*** Entries provided Section Begins ***

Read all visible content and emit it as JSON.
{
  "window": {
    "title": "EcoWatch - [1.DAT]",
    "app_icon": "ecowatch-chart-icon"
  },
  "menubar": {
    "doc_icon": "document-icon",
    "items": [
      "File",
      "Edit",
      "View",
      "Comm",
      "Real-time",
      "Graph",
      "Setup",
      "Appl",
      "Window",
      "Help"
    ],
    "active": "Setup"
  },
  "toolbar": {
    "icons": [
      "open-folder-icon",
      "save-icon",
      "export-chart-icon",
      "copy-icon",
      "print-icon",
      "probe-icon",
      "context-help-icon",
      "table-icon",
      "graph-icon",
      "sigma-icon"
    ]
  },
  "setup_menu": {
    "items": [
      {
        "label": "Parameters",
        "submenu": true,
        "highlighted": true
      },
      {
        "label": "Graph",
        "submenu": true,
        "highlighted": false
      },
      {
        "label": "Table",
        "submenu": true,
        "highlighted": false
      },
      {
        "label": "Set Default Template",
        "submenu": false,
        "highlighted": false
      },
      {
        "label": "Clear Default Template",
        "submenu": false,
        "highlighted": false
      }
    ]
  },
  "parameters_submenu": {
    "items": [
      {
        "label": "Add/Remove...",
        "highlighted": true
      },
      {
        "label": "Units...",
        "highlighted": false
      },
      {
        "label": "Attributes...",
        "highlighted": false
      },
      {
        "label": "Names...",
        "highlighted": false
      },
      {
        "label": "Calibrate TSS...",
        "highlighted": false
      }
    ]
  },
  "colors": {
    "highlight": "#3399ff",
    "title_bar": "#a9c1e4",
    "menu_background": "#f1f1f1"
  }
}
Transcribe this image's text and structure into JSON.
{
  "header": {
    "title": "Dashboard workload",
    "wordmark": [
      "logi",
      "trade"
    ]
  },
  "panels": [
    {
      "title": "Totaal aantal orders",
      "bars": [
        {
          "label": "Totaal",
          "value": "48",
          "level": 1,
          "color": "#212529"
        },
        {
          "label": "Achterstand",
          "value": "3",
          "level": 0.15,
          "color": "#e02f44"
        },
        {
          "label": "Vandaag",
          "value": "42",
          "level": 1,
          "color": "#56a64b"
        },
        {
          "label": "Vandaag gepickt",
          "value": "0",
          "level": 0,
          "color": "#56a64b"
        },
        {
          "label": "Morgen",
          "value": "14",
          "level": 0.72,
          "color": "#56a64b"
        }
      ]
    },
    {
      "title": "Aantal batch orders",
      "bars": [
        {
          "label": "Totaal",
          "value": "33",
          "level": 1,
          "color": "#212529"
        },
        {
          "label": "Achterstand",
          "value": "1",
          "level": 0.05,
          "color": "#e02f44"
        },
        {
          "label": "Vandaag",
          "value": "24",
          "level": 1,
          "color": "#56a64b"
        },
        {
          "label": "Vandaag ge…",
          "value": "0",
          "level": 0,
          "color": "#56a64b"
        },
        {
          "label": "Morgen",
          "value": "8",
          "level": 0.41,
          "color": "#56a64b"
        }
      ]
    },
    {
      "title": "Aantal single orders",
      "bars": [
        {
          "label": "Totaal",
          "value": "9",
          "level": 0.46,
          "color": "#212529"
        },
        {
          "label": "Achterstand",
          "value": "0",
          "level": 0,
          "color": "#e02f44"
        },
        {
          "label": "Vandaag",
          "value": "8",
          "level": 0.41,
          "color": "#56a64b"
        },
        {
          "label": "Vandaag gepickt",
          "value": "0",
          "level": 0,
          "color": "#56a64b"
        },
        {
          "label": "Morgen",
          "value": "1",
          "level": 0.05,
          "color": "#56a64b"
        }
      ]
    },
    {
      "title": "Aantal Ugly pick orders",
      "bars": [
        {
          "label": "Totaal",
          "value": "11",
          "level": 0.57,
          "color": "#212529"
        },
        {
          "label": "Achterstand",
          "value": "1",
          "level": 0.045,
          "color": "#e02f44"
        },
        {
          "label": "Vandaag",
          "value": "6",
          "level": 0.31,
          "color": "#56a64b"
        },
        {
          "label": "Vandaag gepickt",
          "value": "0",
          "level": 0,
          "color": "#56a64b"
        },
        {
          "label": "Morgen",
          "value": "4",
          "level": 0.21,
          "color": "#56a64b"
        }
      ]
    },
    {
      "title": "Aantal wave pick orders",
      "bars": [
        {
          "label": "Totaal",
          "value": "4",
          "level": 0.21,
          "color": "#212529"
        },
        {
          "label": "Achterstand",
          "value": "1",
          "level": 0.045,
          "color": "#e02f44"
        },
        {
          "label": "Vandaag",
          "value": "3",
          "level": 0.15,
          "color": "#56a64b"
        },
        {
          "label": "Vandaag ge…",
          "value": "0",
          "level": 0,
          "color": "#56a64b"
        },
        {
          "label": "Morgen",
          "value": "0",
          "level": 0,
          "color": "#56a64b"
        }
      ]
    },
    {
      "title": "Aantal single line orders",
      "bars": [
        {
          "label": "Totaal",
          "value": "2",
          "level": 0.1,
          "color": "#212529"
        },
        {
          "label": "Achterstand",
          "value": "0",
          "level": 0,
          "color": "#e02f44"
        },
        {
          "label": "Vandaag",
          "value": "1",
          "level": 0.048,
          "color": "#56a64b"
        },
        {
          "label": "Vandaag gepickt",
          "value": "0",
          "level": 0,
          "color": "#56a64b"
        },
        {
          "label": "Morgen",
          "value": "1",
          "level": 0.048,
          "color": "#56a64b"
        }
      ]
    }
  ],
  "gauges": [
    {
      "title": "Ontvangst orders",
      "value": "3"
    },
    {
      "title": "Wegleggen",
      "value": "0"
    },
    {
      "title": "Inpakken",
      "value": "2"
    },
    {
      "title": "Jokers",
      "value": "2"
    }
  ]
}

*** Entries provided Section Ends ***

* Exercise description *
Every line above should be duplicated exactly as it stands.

* Reply to the task *
Read all visible content and emit it as JSON.
{
  "window": {
    "title": "EcoWatch - [1.DAT]",
    "app_icon": "ecowatch-chart-icon"
  },
  "menubar": {
    "doc_icon": "document-icon",
    "items": [
      "File",
      "Edit",
      "View",
      "Comm",
      "Real-time",
      "Graph",
      "Setup",
      "Appl",
      "Window",
      "Help"
    ],
    "active": "Setup"
  },
  "toolbar": {
    "icons": [
      "open-folder-icon",
      "save-icon",
      "export-chart-icon",
      "copy-icon",
      "print-icon",
      "probe-icon",
      "context-help-icon",
      "table-icon",
      "graph-icon",
      "sigma-icon"
    ]
  },
  "setup_menu": {
    "items": [
      {
        "label": "Parameters",
        "submenu": true,
        "highlighted": true
      },
      {
        "label": "Graph",
        "submenu": true,
        "highlighted": false
      },
      {
        "label": "Table",
        "submenu": true,
        "highlighted": false
      },
      {
        "label": "Set Default Template",
        "submenu": false,
        "highlighted": false
      },
      {
        "label": "Clear Default Template",
        "submenu": false,
        "highlighted": false
      }
    ]
  },
  "parameters_submenu": {
    "items": [
      {
        "label": "Add/Remove...",
        "highlighted": true
      },
      {
        "label": "Units...",
        "highlighted": false
      },
      {
        "label": "Attributes...",
        "highlighted": false
      },
      {
        "label": "Names...",
        "highlighted": false
      },
      {
        "label": "Calibrate TSS...",
        "highlighted": false
      }
    ]
  },
  "colors": {
    "highlight": "#3399ff",
    "title_bar": "#a9c1e4",
    "menu_background": "#f1f1f1"
  }
}
Transcribe this image's text and structure into JSON.
{
  "header": {
    "title": "Dashboard workload",
    "wordmark": [
      "logi",
      "trade"
    ]
  },
  "panels": [
    {
      "title": "Totaal aantal orders",
      "bars": [
        {
          "label": "Totaal",
          "value": "48",
          "level": 1,
          "color": "#212529"
        },
        {
          "label": "Achterstand",
          "value": "3",
          "level": 0.15,
          "color": "#e02f44"
        },
        {
          "label": "Vandaag",
          "value": "42",
          "level": 1,
          "color": "#56a64b"
        },
        {
          "label": "Vandaag gepickt",
          "value": "0",
          "level": 0,
          "color": "#56a64b"
        },
        {
          "label": "Morgen",
          "value": "14",
          "level": 0.72,
          "color": "#56a64b"
        }
      ]
    },
    {
      "title": "Aantal batch orders",
      "bars": [
        {
          "label": "Totaal",
          "value": "33",
          "level": 1,
          "color": "#212529"
        },
        {
          "label": "Achterstand",
          "value": "1",
          "level": 0.05,
          "color": "#e02f44"
        },
        {
          "label": "Vandaag",
          "value": "24",
          "level": 1,
          "color": "#56a64b"
        },
        {
          "label": "Vandaag ge…",
          "value": "0",
          "level": 0,
          "color": "#56a64b"
        },
        {
          "label": "Morgen",
          "value": "8",
          "level": 0.41,
          "color": "#56a64b"
        }
      ]
    },
    {
      "title": "Aantal single orders",
      "bars": [
        {
          "label": "Totaal",
          "value": "9",
          "level": 0.46,
          "color": "#212529"
        },
        {
          "label": "Achterstand",
          "value": "0",
          "level": 0,
          "color": "#e02f44"
        },
        {
          "label": "Vandaag",
          "value": "8",
          "level": 0.41,
          "color": "#56a64b"
        },
        {
          "label": "Vandaag gepickt",
          "value": "0",
          "level": 0,
          "color": "#56a64b"
        },
        {
          "label": "Morgen",
          "value": "1",
          "level": 0.05,
          "color": "#56a64b"
        }
      ]
    },
    {
      "title": "Aantal Ugly pick orders",
      "bars": [
        {
          "label": "Totaal",
          "value": "11",
          "level": 0.57,
          "color": "#212529"
        },
        {
          "label": "Achterstand",
          "value": "1",
          "level": 0.045,
          "color": "#e02f44"
        },
        {
          "label": "Vandaag",
          "value": "6",
          "level": 0.31,
          "color": "#56a64b"
        },
        {
          "label": "Vandaag gepickt",
          "value": "0",
          "level": 0,
          "color": "#56a64b"
        },
        {
          "label": "Morgen",
          "value": "4",
          "level": 0.21,
          "color": "#56a64b"
        }
      ]
    },
    {
      "title": "Aantal wave pick orders",
      "bars": [
        {
          "label": "Totaal",
          "value": "4",
          "level": 0.21,
          "color": "#212529"
        },
        {
          "label": "Achterstand",
          "value": "1",
          "level": 0.045,
          "color": "#e02f44"
        },
        {
          "label": "Vandaag",
          "value": "3",
          "level": 0.15,
          "color": "#56a64b"
        },
        {
          "label": "Vandaag ge…",
          "value": "0",
          "level": 0,
          "color": "#56a64b"
        },
        {
          "label": "Morgen",
          "value": "0",
          "level": 0,
          "color": "#56a64b"
        }
      ]
    },
    {
      "title": "Aantal single line orders",
      "bars": [
        {
          "label": "Totaal",
          "value": "2",
          "level": 0.1,
          "color": "#212529"
        },
        {
          "label": "Achterstand",
          "value": "0",
          "level": 0,
          "color": "#e02f44"
        },
        {
          "label": "Vandaag",
          "value": "1",
          "level": 0.048,
          "color": "#56a64b"
        },
        {
          "label": "Vandaag gepickt",
          "value": "0",
          "level": 0,
          "color": "#56a64b"
        },
        {
          "label": "Morgen",
          "value": "1",
          "level": 0.048,
          "color": "#56a64b"
        }
      ]
    }
  ],
  "gauges": [
    {
      "title": "Ontvangst orders",
      "value": "3"
    },
    {
      "title": "Wegleggen",
      "value": "0"
    },
    {
      "title": "Inpakken",
      "value": "2"
    },
    {
      "title": "Jokers",
      "value": "2"
    }
  ]
}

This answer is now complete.